|View from our window 1/6/14|
I grew up in Hibbing, Minnesota, where we expected subzero weather all winter long (and I do mean long). My mother would wake us, go down to the kitchen to start breakfast, and call back up the stairs, "Get up, and dress warm. It's thirty below!" Often, it was. Other days it might only be ten or twenty below, but you still needed to dress for it.
So "thirty below" became an expression that meant, "It's so cold your eyes will hurt." It's so cold your glasses will freeze to your face." And, "It's so cold you better hope your mittens dried out overnight."
|Minus 12 at 4 p.m.|
It never meant "You can stay home from school." My mother did keep me home one day, when I was in kindergarten and, I swear, the temperature was 54 below. This number is burned into my brain, and I suppose it could be the product of a misunderstanding, but who's going to argue? It was so cold that my mother, who sent me out to walk four blocks to school when it was thirty below, kept me home.

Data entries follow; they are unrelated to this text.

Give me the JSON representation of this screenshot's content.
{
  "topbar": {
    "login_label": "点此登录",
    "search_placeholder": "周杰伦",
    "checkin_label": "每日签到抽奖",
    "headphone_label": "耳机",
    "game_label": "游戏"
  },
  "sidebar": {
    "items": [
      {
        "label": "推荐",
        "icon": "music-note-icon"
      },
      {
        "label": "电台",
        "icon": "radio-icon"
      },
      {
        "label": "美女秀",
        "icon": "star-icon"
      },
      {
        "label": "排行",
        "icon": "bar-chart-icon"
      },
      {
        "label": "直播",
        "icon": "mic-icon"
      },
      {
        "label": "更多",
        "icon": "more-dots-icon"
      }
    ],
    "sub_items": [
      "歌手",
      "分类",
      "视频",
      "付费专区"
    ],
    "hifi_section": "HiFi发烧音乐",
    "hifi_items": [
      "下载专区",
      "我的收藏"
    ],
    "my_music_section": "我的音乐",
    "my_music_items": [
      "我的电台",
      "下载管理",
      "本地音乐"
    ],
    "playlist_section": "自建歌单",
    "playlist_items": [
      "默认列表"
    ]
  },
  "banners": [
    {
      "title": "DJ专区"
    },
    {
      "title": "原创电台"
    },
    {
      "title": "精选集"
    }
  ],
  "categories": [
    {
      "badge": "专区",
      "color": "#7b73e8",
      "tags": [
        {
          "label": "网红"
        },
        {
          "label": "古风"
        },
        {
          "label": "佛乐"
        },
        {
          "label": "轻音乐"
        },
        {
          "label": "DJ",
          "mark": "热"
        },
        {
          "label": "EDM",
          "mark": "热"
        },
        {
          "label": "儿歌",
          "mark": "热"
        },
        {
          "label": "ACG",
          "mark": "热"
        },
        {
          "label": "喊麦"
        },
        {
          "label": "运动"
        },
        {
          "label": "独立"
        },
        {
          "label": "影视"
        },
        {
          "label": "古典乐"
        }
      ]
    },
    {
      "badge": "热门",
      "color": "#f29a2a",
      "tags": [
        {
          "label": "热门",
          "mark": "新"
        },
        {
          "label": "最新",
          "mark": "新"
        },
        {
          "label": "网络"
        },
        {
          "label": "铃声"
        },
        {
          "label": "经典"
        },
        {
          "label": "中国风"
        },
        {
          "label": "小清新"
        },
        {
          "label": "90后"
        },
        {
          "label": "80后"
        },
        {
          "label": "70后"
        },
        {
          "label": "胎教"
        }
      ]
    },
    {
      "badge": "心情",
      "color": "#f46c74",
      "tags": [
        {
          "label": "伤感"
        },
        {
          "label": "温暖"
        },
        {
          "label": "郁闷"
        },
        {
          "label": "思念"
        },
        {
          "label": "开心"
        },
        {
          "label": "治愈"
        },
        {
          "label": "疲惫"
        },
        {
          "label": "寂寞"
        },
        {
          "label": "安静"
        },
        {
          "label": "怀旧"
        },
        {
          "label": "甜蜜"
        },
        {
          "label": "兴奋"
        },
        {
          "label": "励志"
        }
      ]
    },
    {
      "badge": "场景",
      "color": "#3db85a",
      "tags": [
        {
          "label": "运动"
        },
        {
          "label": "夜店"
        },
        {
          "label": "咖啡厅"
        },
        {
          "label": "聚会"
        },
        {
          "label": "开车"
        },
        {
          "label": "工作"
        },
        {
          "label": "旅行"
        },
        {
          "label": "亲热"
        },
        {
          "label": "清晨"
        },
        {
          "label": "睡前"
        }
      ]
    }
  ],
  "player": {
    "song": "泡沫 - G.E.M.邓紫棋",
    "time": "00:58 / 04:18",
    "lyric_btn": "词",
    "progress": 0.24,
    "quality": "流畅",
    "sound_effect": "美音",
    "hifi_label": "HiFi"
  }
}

When I was in third grade it was super-cold again. By then I was walking three blocks and waiting for a school bus to take me to the Catholic school. My mom hated to have me standing out in the cold, and my dad was working out of town, so she asked the neighbor across the street if he would drive me to school. He said okay. But his car wasn't up to the weather. We chugged and lurched our way down the street with all the car's heat (which wasn't much) aimed at the heavily frosted windshield. Three or four blocks from my school the car broke down. He was so apologetic telling me I'd have to walk. But I couldn't quite believe it, and it was a while before I could move to climb out into the wind and the swirling snow. I was late getting to school, and I was so frozen I couldn't even speak to tell my teacher what had happened.
|"Feels like" minus 40|
I'm glad Minnesota schools are closed today, and glad most or all will be closed tomorrow. By Wednesday the high temperature here will be around zero, but it will still be well below that up north. I think about cold children, and homeless people, and folks who have to work outdoors in this weather. And I remember what a burden it was for me just to get dressed and drive three miles to work in this kind of weather, and to hike on icy sidewalks through blustering wind to get from the parking lot to my office. And I am SO GLAD I am retired and blessed with a warm, cozy house.
On Thursday morning, we get back to driving the grandkids to school. It's supposed to be 16 degrees above zero all day. That will be easy!